Recently the Defence Forces have recommended people to go to the gardaí with allegations. 

“Bringing it to civil police I think is a huge step forward – I believe it’s a far better thing, because it is civil society.

“They have the resources, they know what to do, they have special teams that deal with rape.

“There’s a whole support system that is available there that the military don’t necessarily have. And so there’s those sorts of changes that are happening,” she added. 

There is one key solution for Whitecross and that is to root out those who are not willing to adjust the culture.

“So to me, it’s almost like you just need to get rid of those dinosaurs and the reality is you don’t have to be old to be a dinosaur.

“You need to identify who those people are and we need to hold them to account and we need to show that they’re being held to account so everyone around them sees that this is what’s happening.

“Then you need to be transparent and you need to be talking about it and never stop the dialogue.
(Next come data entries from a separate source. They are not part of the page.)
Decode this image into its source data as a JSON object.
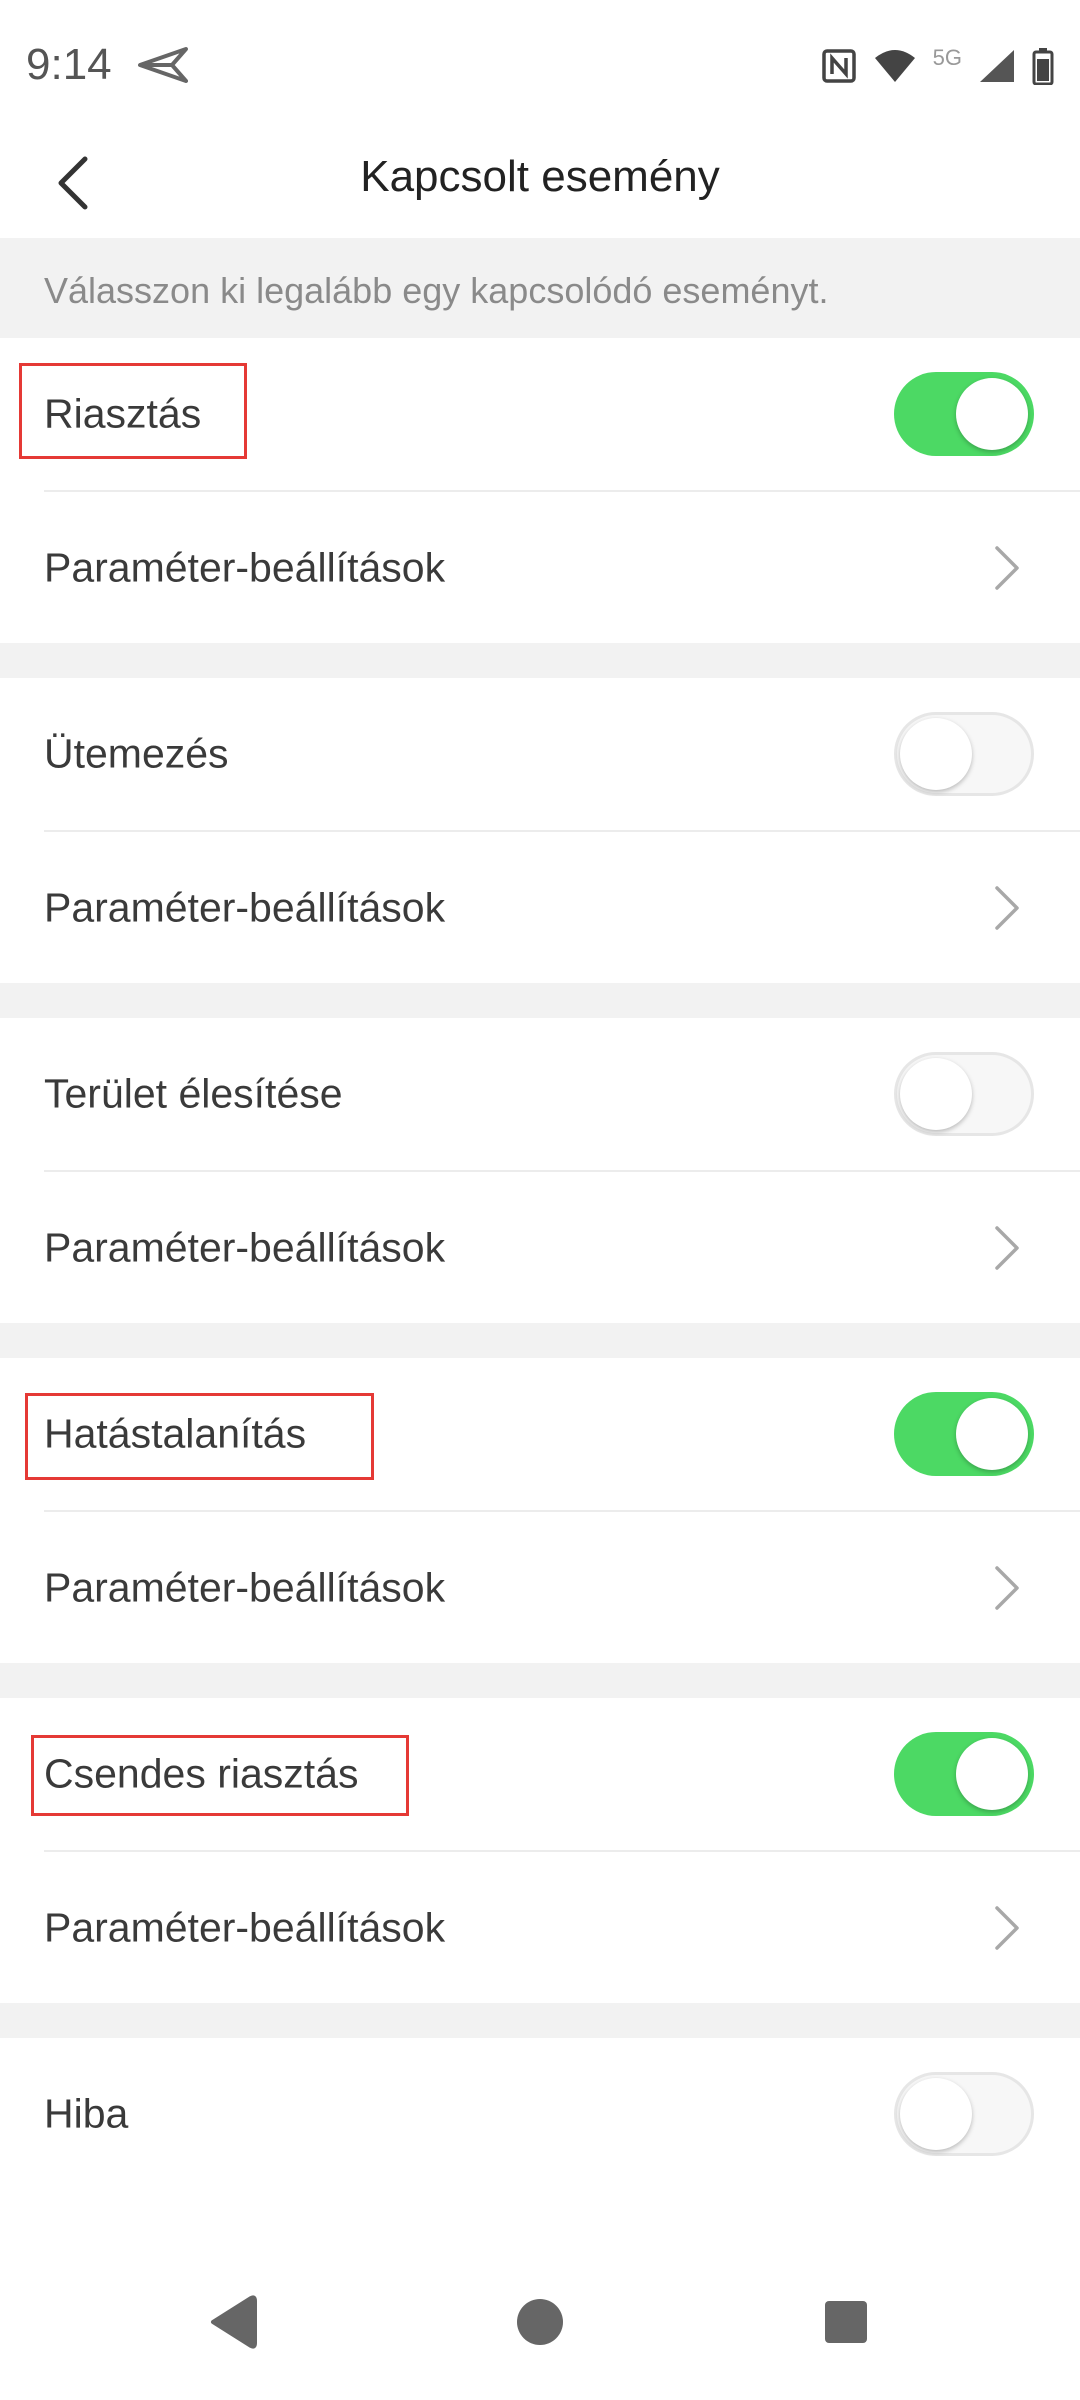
{
  "status_bar": {
    "time": "9:14",
    "network": "5G",
    "icons": [
      "send-icon",
      "nfc-icon",
      "wifi-icon",
      "signal-icon",
      "battery-icon"
    ]
  },
  "header": {
    "title": "Kapcsolt esemény",
    "back_icon": "chevron-left-icon"
  },
  "hint": "Válasszon ki legalább egy kapcsolódó eseményt.",
  "colors": {
    "toggle_on": "#4cd964",
    "toggle_off": "#f7f7f7",
    "highlight": "#e53935",
    "section_gap": "#f2f2f2"
  },
  "sections": [
    {
      "label": "Riasztás",
      "enabled": true,
      "highlighted": true,
      "param_label": "Paraméter-beállítások"
    },
    {
      "label": "Ütemezés",
      "enabled": false,
      "highlighted": false,
      "param_label": "Paraméter-beállítások"
    },
    {
      "label": "Terület élesítése",
      "enabled": false,
      "highlighted": false,
      "param_label": "Paraméter-beállítások"
    },
    {
      "label": "Hatástalanítás",
      "enabled": true,
      "highlighted": true,
      "param_label": "Paraméter-beállítások"
    },
    {
      "label": "Csendes riasztás",
      "enabled": true,
      "highlighted": true,
      "param_label": "Paraméter-beállítások"
    },
    {
      "label": "Hiba",
      "enabled": false,
      "highlighted": false
    }
  ],
  "nav": {
    "back_icon": "triangle-back-icon",
    "home_icon": "circle-home-icon",
    "recents_icon": "square-recents-icon"
  }
}
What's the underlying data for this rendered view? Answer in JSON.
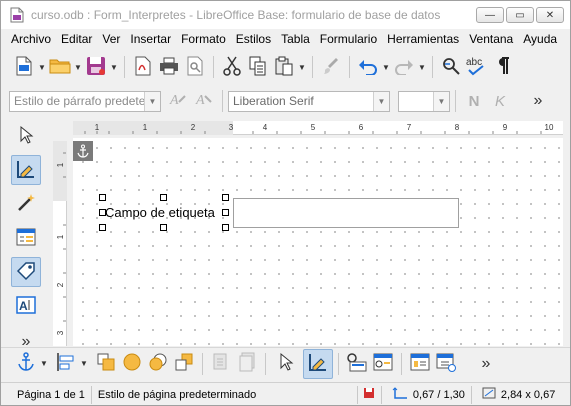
{
  "window": {
    "title": "curso.odb : Form_Interpretes - LibreOffice Base: formulario de base de datos",
    "minimize_glyph": "—",
    "maximize_glyph": "▭",
    "close_glyph": "✕"
  },
  "menu": [
    "Archivo",
    "Editar",
    "Ver",
    "Insertar",
    "Formato",
    "Estilos",
    "Tabla",
    "Formulario",
    "Herramientas",
    "Ventana",
    "Ayuda"
  ],
  "format_toolbar": {
    "paragraph_style": "Estilo de párrafo predetermin",
    "font_name": "Liberation Serif",
    "font_size": "",
    "bold_label": "N",
    "italic_label": "K"
  },
  "ruler": {
    "h_ticks": [
      "1",
      "1",
      "2",
      "3",
      "4",
      "5",
      "6",
      "7",
      "8",
      "9",
      "10"
    ],
    "v_ticks": [
      "1",
      "1",
      "2",
      "3"
    ]
  },
  "form": {
    "label_text": "Campo de etiqueta",
    "text_field_value": ""
  },
  "more_glyph": "»",
  "statusbar": {
    "page": "Página 1 de 1",
    "page_style": "Estilo de página predeterminado",
    "position": "0,67 / 1,30",
    "size": "2,84 x 0,67"
  },
  "colors": {
    "accent": "#1e6fd9",
    "selected_bg": "#c5daf0",
    "dot_grid": "#b4b4b4"
  }
}
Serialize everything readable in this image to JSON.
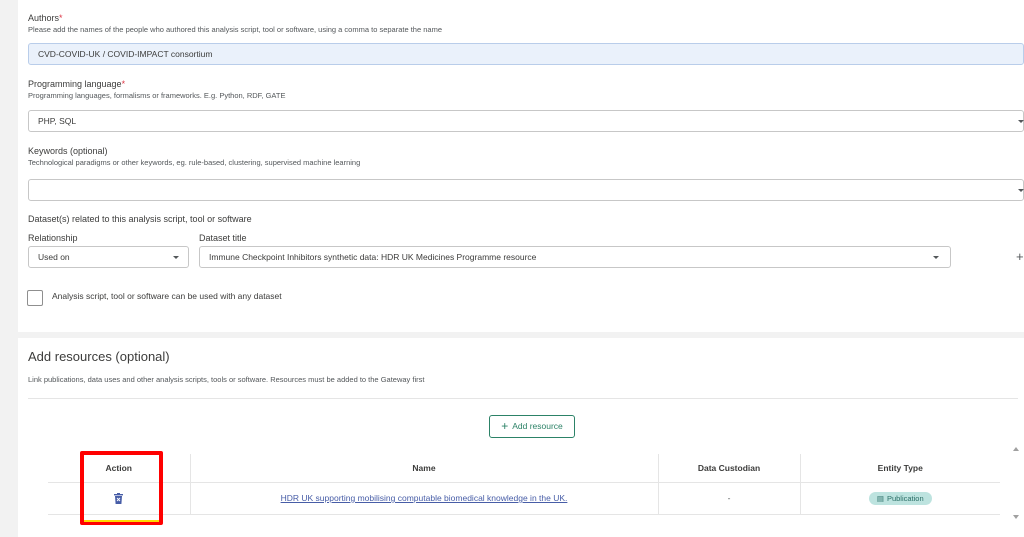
{
  "authors": {
    "label": "Authors",
    "required_mark": "*",
    "hint": "Please add the names of the people who authored this analysis script, tool or software, using a comma to separate the name",
    "value": "CVD-COVID-UK / COVID-IMPACT consortium"
  },
  "programming_language": {
    "label": "Programming language",
    "required_mark": "*",
    "hint": "Programming languages, formalisms or frameworks. E.g. Python, RDF, GATE",
    "value": "PHP, SQL"
  },
  "keywords": {
    "label": "Keywords (optional)",
    "hint": "Technological paradigms or other keywords, eg. rule-based, clustering, supervised machine learning",
    "value": ""
  },
  "datasets": {
    "label": "Dataset(s) related to this analysis script, tool or software",
    "relationship_label": "Relationship",
    "relationship_value": "Used on",
    "title_label": "Dataset title",
    "title_value": "Immune Checkpoint Inhibitors synthetic data: HDR UK Medicines Programme resource",
    "add_symbol": "+",
    "any_dataset_label": "Analysis script, tool or software can be used with any dataset"
  },
  "resources": {
    "title": "Add resources (optional)",
    "hint": "Link publications, data uses and other analysis scripts, tools or software. Resources must be added to the Gateway first",
    "add_button_symbol": "+",
    "add_button_label": "Add resource",
    "table": {
      "headers": [
        "Action",
        "Name",
        "Data Custodian",
        "Entity Type"
      ],
      "rows": [
        {
          "action_icon": "trash-icon",
          "name": "HDR UK supporting mobilising computable biomedical knowledge in the UK.",
          "custodian": "-",
          "entity_type": "Publication"
        }
      ]
    }
  },
  "colors": {
    "accent_green": "#2c8267",
    "link_blue": "#475da7",
    "required_red": "#dc3645",
    "highlight_red": "#ff0000",
    "badge_bg": "#bde3df"
  }
}
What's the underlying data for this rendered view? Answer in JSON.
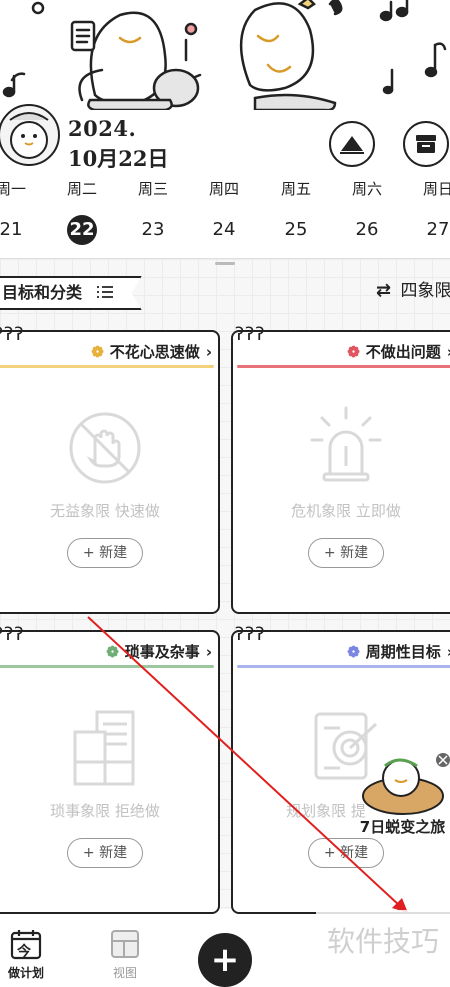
{
  "header": {
    "year": "2024.",
    "month_day": "10月22日",
    "buttons": [
      {
        "icon": "mountain-icon"
      },
      {
        "icon": "archive-box-icon"
      }
    ]
  },
  "week": {
    "days": [
      {
        "label": "周一",
        "num": "21",
        "selected": false
      },
      {
        "label": "周二",
        "num": "22",
        "selected": true
      },
      {
        "label": "周三",
        "num": "23",
        "selected": false
      },
      {
        "label": "周四",
        "num": "24",
        "selected": false
      },
      {
        "label": "周五",
        "num": "25",
        "selected": false
      },
      {
        "label": "周六",
        "num": "26",
        "selected": false
      },
      {
        "label": "周日",
        "num": "27",
        "selected": false
      }
    ]
  },
  "category_tag": "目标和分类",
  "quadrant_switch": "四象限",
  "quadrants": [
    {
      "title": "不花心思速做",
      "bar_color": "#f2d27a",
      "flower_color": "#e6b23c",
      "empty_text": "无益象限 快速做",
      "new_label": "+ 新建",
      "icon": "hand-stop-icon"
    },
    {
      "title": "不做出问题",
      "bar_color": "#e9727a",
      "flower_color": "#e05560",
      "empty_text": "危机象限 立即做",
      "new_label": "+ 新建",
      "icon": "alarm-light-icon"
    },
    {
      "title": "琐事及杂事",
      "bar_color": "#9cc79f",
      "flower_color": "#6fae76",
      "empty_text": "琐事象限 拒绝做",
      "new_label": "+ 新建",
      "icon": "documents-icon"
    },
    {
      "title": "周期性目标",
      "bar_color": "#a9b3ee",
      "flower_color": "#7b86e3",
      "empty_text": "规划象限 提",
      "new_label": "+ 新建",
      "icon": "target-scroll-icon"
    }
  ],
  "nav": {
    "items": [
      {
        "label": "做计划",
        "icon": "calendar-today-icon",
        "icon_text": "今"
      },
      {
        "label": "视图",
        "icon": "layout-icon"
      }
    ]
  },
  "promo": {
    "text": "7日蜕变之旅"
  },
  "watermark": "软件技巧"
}
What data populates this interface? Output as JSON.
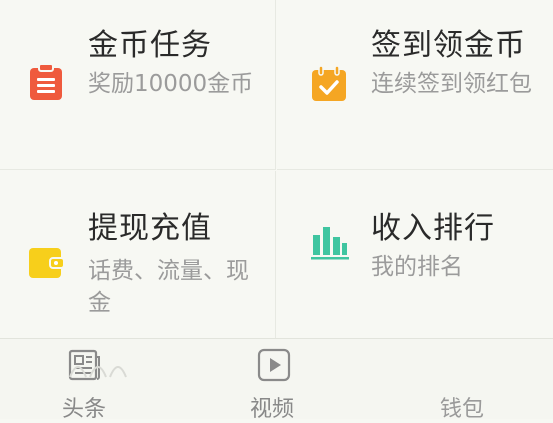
{
  "cards": [
    {
      "title": "金币任务",
      "desc": "奖励10000金币",
      "icon": "clipboard-icon",
      "color": "#ef5a3d"
    },
    {
      "title": "签到领金币",
      "desc": "连续签到领红包",
      "icon": "calendar-check-icon",
      "color": "#f5a623"
    },
    {
      "title": "提现充值",
      "desc": "话费、流量、现金",
      "icon": "wallet-icon",
      "color": "#f7cf1b"
    },
    {
      "title": "收入排行",
      "desc": "我的排名",
      "icon": "bar-chart-icon",
      "color": "#3fc5a0"
    }
  ],
  "tabbar": {
    "tabs": [
      {
        "label": "头条",
        "icon": "news-icon"
      },
      {
        "label": "视频",
        "icon": "play-icon"
      },
      {
        "label": "钱包",
        "icon": "wallet-tab-icon"
      }
    ]
  }
}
“I just see the groundswell behind us now and we have a generation that is far more open and honest and respectful than we’ve ever seen before. I think the future’s bright,” she concluded.  

Irish Defence Forces

Following our discussion with Whitecross and her experience of trying to deal with the crisis in the Canadian forces we contacted the Irish Defence Forces to learn what measures they were taking in response to the Women of Honour scandal here in Ireland. 

In a lengthy statement they provided a statement from Chief of Staff of the Defence Forces, Lieutenant General Seán Clancy.

“Inappropriate or toxic behaviour in the Defence Forces is simply not acceptable and will not be tolerated.  Members of our organisation have the right to be treated with dignity and respect in the workplace and we are committed to ensuring that all personnel, regardless of their background, gender or beliefs, are provided with a safe and positive working environment,” he said.

Ambassador credentials 008 Leah Farrell Irish Army soldiers in a guard of honour. Leah Farrell

A spokesperson said that the Defence Forces would co-operate fully with the independent review.  

They said that in October the Chief of Staff convened an Immediate Actions Group (IAG) to co-ordinate the implementation of a series of measures to contribute to behavioural and cultural change in the Defence Forces.

These measures included the establishment of a multi-disciplinary response team which has seen briefings delivered to personnel across all workplaces.

They said that the department introduced interim support measures for members of the Defence Forces impacted by “unacceptable behaviour in the workplace”.

They also put in place a Confidential Contact Person (CCP) and this can be used by serving and former members.

“The confidential contact person is independent and outside of the chain of command. Their role is to listen to the caller, assist them in documenting their allegations, and provide guidance on follow-on options,” the spokesperson said. 

In December, 2021 the Defence Forces said the Chief of Staff also established a more “enduring structure to maintain momentum and drive positive cultural change within the Defence Forces, the Organisational Culture Standing Committee”.

These committees extend directly down to unit structures and are tasked with implementing a cultural change programme. In April they launched their “It Stops Now” anti-bullying campaign. 

They also have been running a confidential round the clock service for all serving members. 

“Whether recent or historic, those who may have suffered serious wrong of a criminal nature are urged to report their concerns to An Garda Síochána, who have lawful authority, skills and resources to investigate such matters.

“Óglaigh na hÉireann reflects the society we serve, and wants to attract future members from all backgrounds in order to ensure we are a modern inclusive military force,” the  Defence Forces said in a statement. 

The spokesperson said that a more diverse workforce would create “a more innovative, problem-solving, culture with new approaches and fresh perspectives”.

It added that Óglaigh na hÉireann was “committed” to prioritising the dignity and safety of members by implementing the measures and reforms deemed necessary to achieve this goal.